◆ WORK ITEM:
Leave out all images and set down the records exactly as given.

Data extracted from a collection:
* * * * * * *
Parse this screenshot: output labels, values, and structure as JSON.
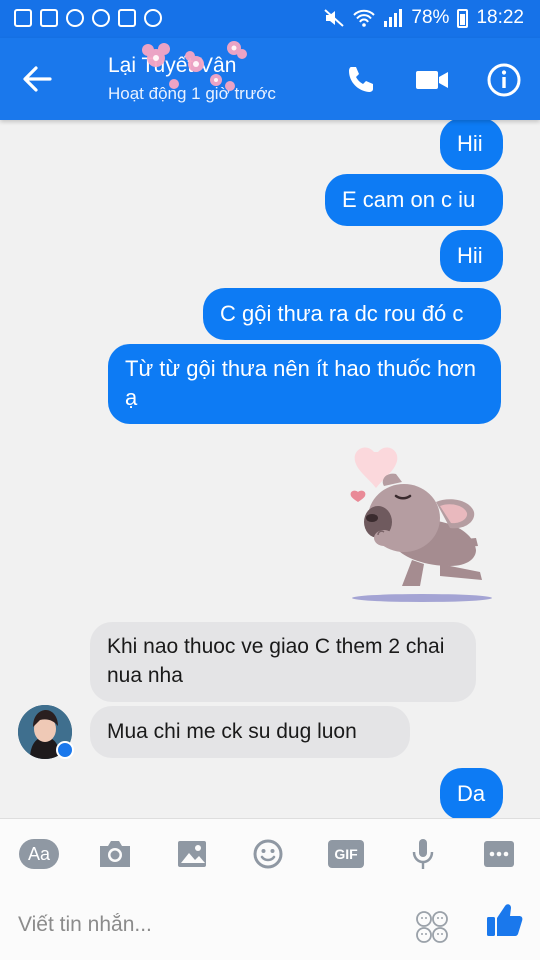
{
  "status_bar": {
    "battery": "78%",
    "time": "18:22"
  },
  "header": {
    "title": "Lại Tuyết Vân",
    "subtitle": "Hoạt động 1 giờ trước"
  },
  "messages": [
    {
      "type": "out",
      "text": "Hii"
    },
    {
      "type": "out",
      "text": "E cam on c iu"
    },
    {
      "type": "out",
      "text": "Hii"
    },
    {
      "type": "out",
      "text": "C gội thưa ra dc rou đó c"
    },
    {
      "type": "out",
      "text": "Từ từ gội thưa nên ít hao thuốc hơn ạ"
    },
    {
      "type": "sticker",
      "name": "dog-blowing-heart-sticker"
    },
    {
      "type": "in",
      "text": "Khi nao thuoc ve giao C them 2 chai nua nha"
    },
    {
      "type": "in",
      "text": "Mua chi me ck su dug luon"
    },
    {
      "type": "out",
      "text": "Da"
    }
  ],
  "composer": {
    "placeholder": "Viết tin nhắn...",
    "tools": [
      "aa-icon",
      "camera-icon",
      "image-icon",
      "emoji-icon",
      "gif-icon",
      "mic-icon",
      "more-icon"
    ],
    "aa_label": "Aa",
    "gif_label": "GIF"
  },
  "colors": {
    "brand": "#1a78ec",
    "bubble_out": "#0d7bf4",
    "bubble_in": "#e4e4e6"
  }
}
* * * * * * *
◆ SOLVED EXERCISE:
Parse this screenshot: output labels, values, and structure as JSON.
{
  "status_bar": {
    "battery": "78%",
    "time": "18:22"
  },
  "header": {
    "title": "Lại Tuyết Vân",
    "subtitle": "Hoạt động 1 giờ trước"
  },
  "messages": [
    {
      "type": "out",
      "text": "Hii"
    },
    {
      "type": "out",
      "text": "E cam on c iu"
    },
    {
      "type": "out",
      "text": "Hii"
    },
    {
      "type": "out",
      "text": "C gội thưa ra dc rou đó c"
    },
    {
      "type": "out",
      "text": "Từ từ gội thưa nên ít hao thuốc hơn ạ"
    },
    {
      "type": "sticker",
      "name": "dog-blowing-heart-sticker"
    },
    {
      "type": "in",
      "text": "Khi nao thuoc ve giao C them 2 chai nua nha"
    },
    {
      "type": "in",
      "text": "Mua chi me ck su dug luon"
    },
    {
      "type": "out",
      "text": "Da"
    }
  ],
  "composer": {
    "placeholder": "Viết tin nhắn...",
    "tools": [
      "aa-icon",
      "camera-icon",
      "image-icon",
      "emoji-icon",
      "gif-icon",
      "mic-icon",
      "more-icon"
    ],
    "aa_label": "Aa",
    "gif_label": "GIF"
  },
  "colors": {
    "brand": "#1a78ec",
    "bubble_out": "#0d7bf4",
    "bubble_in": "#e4e4e6"
  }
}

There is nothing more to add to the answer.